As the semester continued to pass, more conferences were occurring and essentially more work had to be done. During this week’s presentation, I was fresh off the plane after traveling to Edinburgh, Scotland, to go to an academic conference at the University of Edinburgh and I was beat, but I knew that I had to come. Erin has been talking extensively about her master’s thesis, her work with Professor Araceli Alonso and the infamous Meringa Tree, the essential tree of life to the women she worked with in Kenya. The presentation was amazing, her dedication clearly shown as she painstakingly set the background for what she has been researching and her approach was refreshing when it comes to development work (and our current semester focused on development as well). As I heard of her approach, I thought of the importance of the people-led development, specifically the people to whom the development is directed, and testing to make sure that development programs suggested do indeed work.
As I sat down to listen to this seminar, I was interested yet sorely uninformed about the topic. Although I am well aware of who Zapata was and what his role was in the Mexican Revolution in 1910, I was relatively unaware of the Zapatista Revolution in Chiapas, Mexico in 1994. This revolution, started from the periphery of Mexican population, indigenous groups of Chiapas, has attempted to right the obvious wrong and damage that is being done to indigenous communities throughout Mexico as it came into legal accordance with the NAFTA agreement. Through its many phases, it has seen periods of violence, non-violence and struggle which have allowed it to reform its practices to the practiced nonviolence that is more present today. It is this act of nonviolence, the conscious choice to not intervene violently, that interests me today.

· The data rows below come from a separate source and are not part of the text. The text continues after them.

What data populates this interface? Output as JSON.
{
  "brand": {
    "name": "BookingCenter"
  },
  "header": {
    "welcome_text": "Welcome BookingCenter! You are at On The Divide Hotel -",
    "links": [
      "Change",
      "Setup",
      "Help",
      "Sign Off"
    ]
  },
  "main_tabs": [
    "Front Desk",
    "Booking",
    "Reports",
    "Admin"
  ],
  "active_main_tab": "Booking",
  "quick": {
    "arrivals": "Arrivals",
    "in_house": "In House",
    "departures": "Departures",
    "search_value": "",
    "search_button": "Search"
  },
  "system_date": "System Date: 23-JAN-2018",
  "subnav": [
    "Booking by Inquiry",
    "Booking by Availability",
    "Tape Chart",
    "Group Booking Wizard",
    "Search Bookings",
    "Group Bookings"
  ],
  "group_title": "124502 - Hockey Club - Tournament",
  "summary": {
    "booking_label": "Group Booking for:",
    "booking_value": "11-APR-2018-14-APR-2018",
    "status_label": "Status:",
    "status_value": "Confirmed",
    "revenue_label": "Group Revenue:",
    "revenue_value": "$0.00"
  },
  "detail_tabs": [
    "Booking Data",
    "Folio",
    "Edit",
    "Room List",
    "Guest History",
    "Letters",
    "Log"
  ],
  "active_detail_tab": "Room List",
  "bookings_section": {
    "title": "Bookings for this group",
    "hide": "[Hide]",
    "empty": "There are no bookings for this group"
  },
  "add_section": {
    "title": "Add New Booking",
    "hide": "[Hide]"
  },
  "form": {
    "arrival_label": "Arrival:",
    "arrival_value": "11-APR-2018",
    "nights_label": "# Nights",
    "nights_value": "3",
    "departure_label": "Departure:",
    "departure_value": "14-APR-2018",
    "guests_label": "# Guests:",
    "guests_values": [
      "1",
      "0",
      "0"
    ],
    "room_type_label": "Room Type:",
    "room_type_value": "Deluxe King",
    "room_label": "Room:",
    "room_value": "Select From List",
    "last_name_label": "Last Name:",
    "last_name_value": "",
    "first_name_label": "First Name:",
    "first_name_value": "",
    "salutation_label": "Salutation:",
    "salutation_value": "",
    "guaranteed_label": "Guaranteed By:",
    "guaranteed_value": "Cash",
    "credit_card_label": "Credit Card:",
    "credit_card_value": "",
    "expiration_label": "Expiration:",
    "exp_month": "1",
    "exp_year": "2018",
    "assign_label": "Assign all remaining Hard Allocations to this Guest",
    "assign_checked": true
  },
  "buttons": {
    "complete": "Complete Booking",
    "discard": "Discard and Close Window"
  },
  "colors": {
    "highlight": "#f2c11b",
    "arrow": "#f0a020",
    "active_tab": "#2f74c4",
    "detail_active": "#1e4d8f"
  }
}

Aikido. The martial arts with a peaceful touch? It seems unrealistic that the first seminar that wasn’t either my own or about research methodology involved a martial art. However, as I studied the theory behind it and looked at its practical uses, I realized that it indeed does involve many aspects of conflict theory that we promote in our master’s program. The concepts of restraint, responsible evaluation of actions and non-violence are all prominent themes that should be studied and reflected upon. These ideas intrigued me specifically to look further than just the basic theories, but also to imagine how these concepts could be applied to the topic that I hope to pursue for my master’s final project, prevention of sexual violence. I have come to realize that some of these theories could be put to use although not in the traditional (and inaccurate way) of prevention, educating a woman on self-defense so she doesn’t get assaulted, but rather possibly educating a man (since 98% of assailants are men according to the “White House Council on Women and Girls”, 2014) on how not to assault.